Strangely enough, in 2010 with the sinking of the ship and the artillery firing, nothing happened at the Kaesong industrial complex. So now we’re back to saying, you know, what’s going on, how long will that last, what’s the impact and the political significance?

GWEN IFILL: Should anybody watching this be worried that, for instance, South Korean workers who now aren’t being allowed to cross the border to go home could be treated as hostages?

CHARLES JACK PRITCHARD: Well, that was a concern four years ago, but so far what we’re seeing today is the North Koreans restricting access in, but allowing South Koreans out. So right now, there’s not a hint of a hostage situation, but it’s something the South Koreans watch very carefully.

GWEN IFILL: Maybe in intra-Peninsula politics, this is a way of testing the new leader of South Korea?

CHARLES JACK PRITCHARD: Well, it’s interesting because, as you know, the South Koreans have a new president, Park Geun-hye, has been in office about five weeks so far.

So there’s a little bit of a testing, but it’s unusual, in the sense that the North Koreans hated the previous president, hard-line, and saw in the election of Madam Park the potential of a partner. But they’re not operating as though that’s their intent.

GWEN IFILL: Jay Carney, the president’s press secretary, was asked about this today on Air Force One and he said this is part of a familiar pattern.

You have been following this pattern for some years. Does it feel different to you?

CHARLES JACK PRITCHARD: Well, as I say, the only difference is that precedent of almost three years ago.

Were it not for that, it would be a very familiar pattern. But you cannot assume that it will follow previous events and end up with a reduction of tensions and a return to normalcy.

GWEN IFILL: It doesn’t feel more dangerous to you?

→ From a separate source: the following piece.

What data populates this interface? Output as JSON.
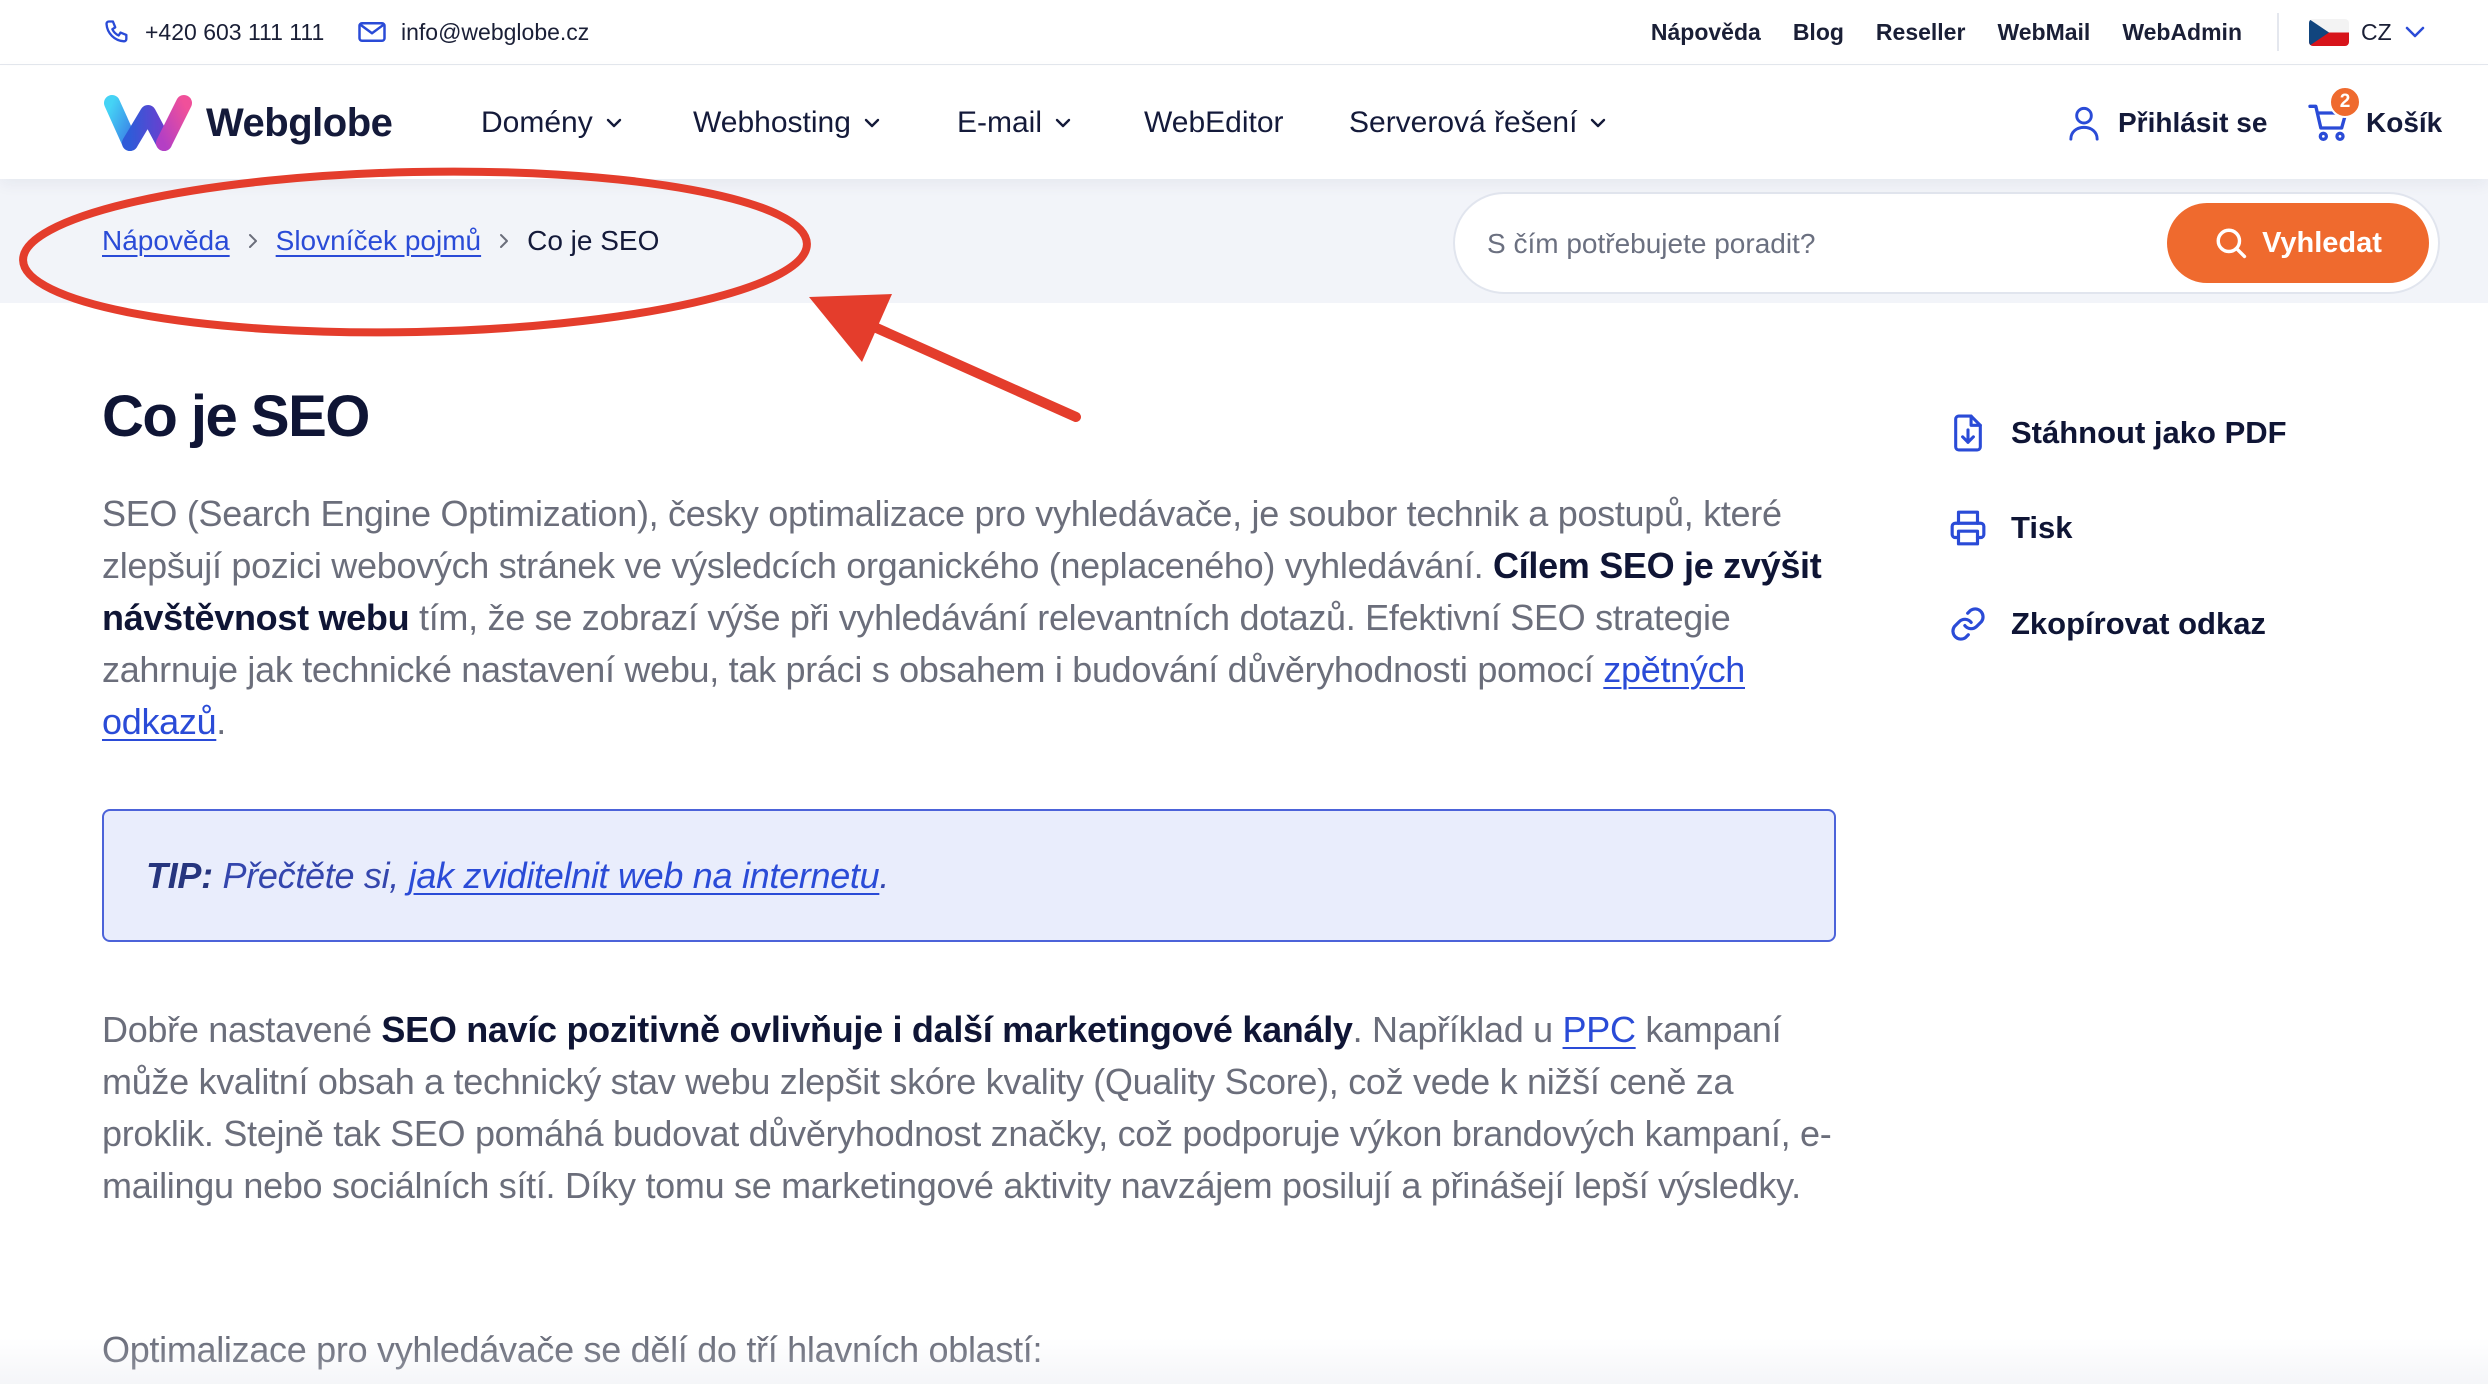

CHARLES JACK PRITCHARD: Slightly more dangerous because you have a compounding of events that have taken place since December with the launch of a successful missile by North Korea, their nuclear test in February, the U.N. Security Council’s sanctions.

It’s come at a time where U.S. and South Korean annual exercises are taking place. So there are a lot of things that are making this slightly different and potentially more dangerous than we have seen in the past.

GWEN IFILL: At the very least, it seems like the rhetoric is more heated. Is China the solution? Is there a back-channel way to calm all this down?

CHARLES JACK PRITCHARD: Well, we certainly hope so.

We saw news reporting today that the Chinese vice minister has spoken separately to the U.S. ambassador, the North Korean ambassador and South Korean ambassador. That’s a good sign. There needs to be a pathway off of this rhetoric by North Koreas, and hopefully the Chinese can provide some effort in this regard.

GWEN IFILL: Ambassador Jack Pritchard, thank you so much.

CHARLES JACK PRITCHARD: My pleasure. Thank you.